Usually, the ditch ran slow and clear, even if the water did always seem to sport a slightly greasy film. But then, during the Colorado monsoon season, it would rain. The ditch became a torrent and we became real adventurers, river runners of the highest order. Everything that floated came out of neighborhood garages, and before parents had time to decline permission, we were already on to the forgiveness stage. I’ve never seen my father so angry as the time I took a snowsled from the rafters in the garage, buoyed by the belief that I could float it down the rain-swollen ditch. Not only did I lose the sled in the culvert of a nearby intersection, I got pitched from the craft and knocked my head pretty good on a rock.

I’ll never forget the horrified scream from my mother as I walked in the front door of our bi-level home soaked to the bone in gray ditchwater while holding my hand over a gushing head wound. A visit to the pediatrician and a few stitches later, I was no worse for wear.

But my dad was livid. By the time we got home, the rain had let up and the ditch wasn’t carrying as much steam as it had when it was at full-throated flow during the deluge. He grabbed me by the arm and marched me down to the intersection, and instructed me to crawl into the freshly douched culvert to retrieve the red plastic sled, my would-be African Queen.

Of course, I resisted with tears and terror — it’s one thing to see a rabid muskrat from a safe distance, but willfully crawling into their lair in search of a marooned snow sled … no thank you, sir. No. Thank. You.

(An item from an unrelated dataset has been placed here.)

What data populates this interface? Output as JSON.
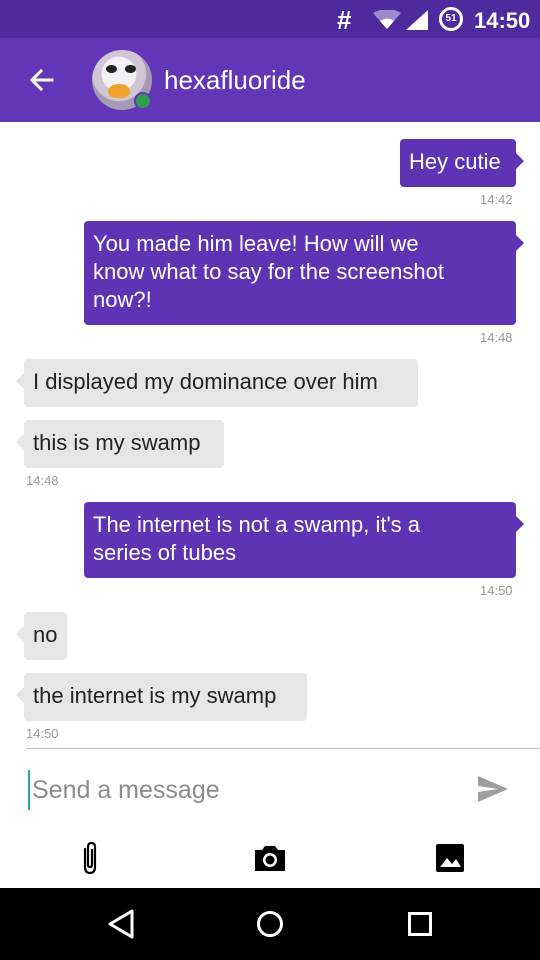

But I had to “learn a lesson,” you know. I had to own my actions and take responsibility for them. I remember crawling into the corrugated culvert, it’s bottom coated in slippery algae, certainly on my way to face down a predatory, child-eating muskrat. I was the wildebeest trying to swim the river while the croc lay in wait.

Through tears, I looked back over my shoulder at my father. I could only make out his silhouette against the suddenly clear evening sky, the light of his flashlight shining in my face.

“Do you see it yet?” he asked, directing the beam beyond me into the endless chasm. “Do you see the sled?”

I turned and crawled deeper into the tunnel of doom, certain that my next steps would deliver me into the jaws of a rabies-ridden rodent, and that another trip the doctor was inevitable. If I survived, of course. I crawled a few more feet into the culvert, largely blind. My father’s flashlight beam couldn’t penetrate the blackness that seemed to go on forever. Then, I sobbed with relief as my hand touched the sled, a red plastic number that had managed to lodge itself against a mass of mud and grass.

“You got it?” My dad asked. I sobbed again, my hands gripping the sled furiously.

“I got it!” I shouted.

“Well, come on out. Mom’s got dinner ready.”

Just like that, the old man’s anger had shifted. I’d retrieved my sunken river craft, made up for my mistake. It would be nice to say I “learned my lesson,” but truth be told, as soon as I exited the culvert without having my face eaten off by a muskrat, I was already doing that algebra that fearless 7-year-old adventures do, and trying like hell to figure out why the sled, which floated just fine with nobody in it sunk like a rock the second I boarded the vessel. I reached up and felt the bandage on my forehead. Surely there was a lesson to be learned, but I was struggling to figure out what it was.

That night over salmon loaf — my mother dependably cooked about a dozen dishes over the course of my childhood, and salmon loaf was a recurring item on the menu — I remember concocting the next day’s adventures and trying to figure out what would, indeed, float with me in it.

My dad, I recall, described the retrieval of the sled and talked a lot about how I’d learned my lesson. I’d show him. I lived on the ditch. As a kid, adventure topped lessons at every turn.

Maybe, I thought, if I got lucky, it would rain again.